CytRx last week reported its financial results for the fourth quarter, posting revenues of $100,000, up slightly from $90,000 in the year-ago quarter. CytRx derives its revenues from licensing its Tranzfect DNA vaccine delivery technology, which it is no longer developing in-house.
The company's net loss in the period swelled 87 percent to $5.8 million, or $0.15 per share, from $3.1 million, or $0.09 per share, in the fourth quarter of 2003.
Contributing to the higher losses was a sharp increase in research and development spending during the fourth quarter, which grew to $4 million from $700,000 in the same period a year earlier. Driving the higher R&D costs, said CytRx, was a jump in activities at its CytRx Laboratories subsidiary and a $3 million write-off of certain costs associated with the company's October acquisition of small molecule drug developer Biorex Research and Development.
General and administrative expenses in the quarter fell to $1.8 million from $2.6 million the previous year.

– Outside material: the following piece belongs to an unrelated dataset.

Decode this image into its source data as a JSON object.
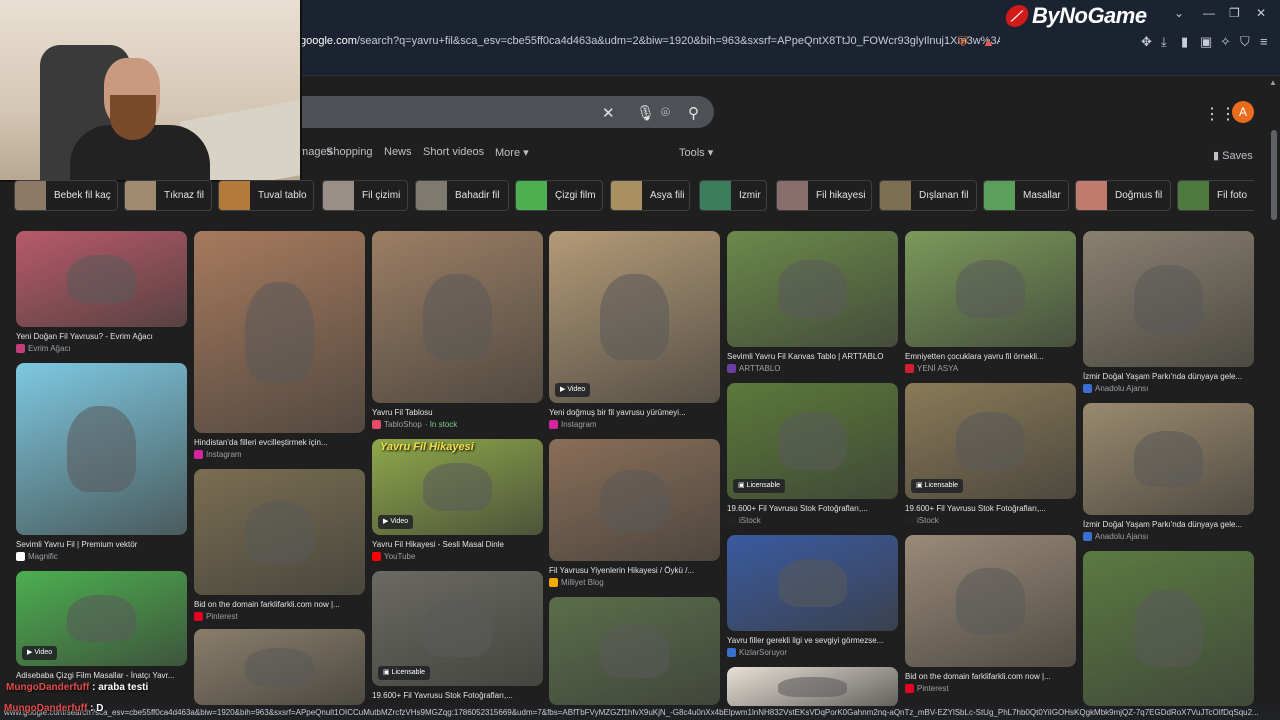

For the full year 2004, CytRx reported increased revenues of $428,000, up from $94,000 in 2003, which were derived from Tranzfect licenses. Meanwhile, the company's net loss fell to $16.4 million, or $0.48 per share, from $17.8 million, or $0.65 per share, the year before.
R&D costs for 2004 climbed to $9 million from $4.4 million in 2003, again in part because increased spending at CytRx Labs and the company's Biorex purchase.
For the full year, CytRx's general and administrative costs were $8 million, an increase of $1 million over 2003. The company attributed the increase to higher audit fees due to its change in auditors, severance paid to certain members of its management, including former CFO Kirk Peacock, and the hiring of additional executive officers.
As of Dec. 31, CytRx had cash, cash equivalents, and short-term investments totaling $3 million. This compares with $11.6 million at the end of 2003.
In a filing with the US Securities and Exchange Commission dated March 31, CytRx stated that it does not expect to receive significant revenues from its Tranzfect licensing activities in 2005. The company noted, however, that it grossed $21.3 million through a private stock placement at the end of January, and that it believes it currently has resources enough to fund operations into the second quarter of 2006.
CytRx, however, will still need to pursue additional funding before that time, it indicated in the SEC filing.
The company said that it is required to fund its partnership with the University of Massachusetts Medical School to develop RNAi-based drugs, and that it expects the cost of doing so to rise $400,000 to $2.4 million, under certain circumstances, in 2005.
Additionally, CytRx said in the SEC filing that it anticipates that a phase II trial of a small-molecule treatment for amyotrophic lateral sclerosis, acquired from Biorex, will cost about $5.5 million over a 12 to 18 month period. The company expects to begin that trial in the second half of this year.
In another SEC filing, dated March 14, CytRx stated that the compensation committee of its board of directors approved a $40,000 increase in CEO Steven Kriegsman's annual compensation to $400,000.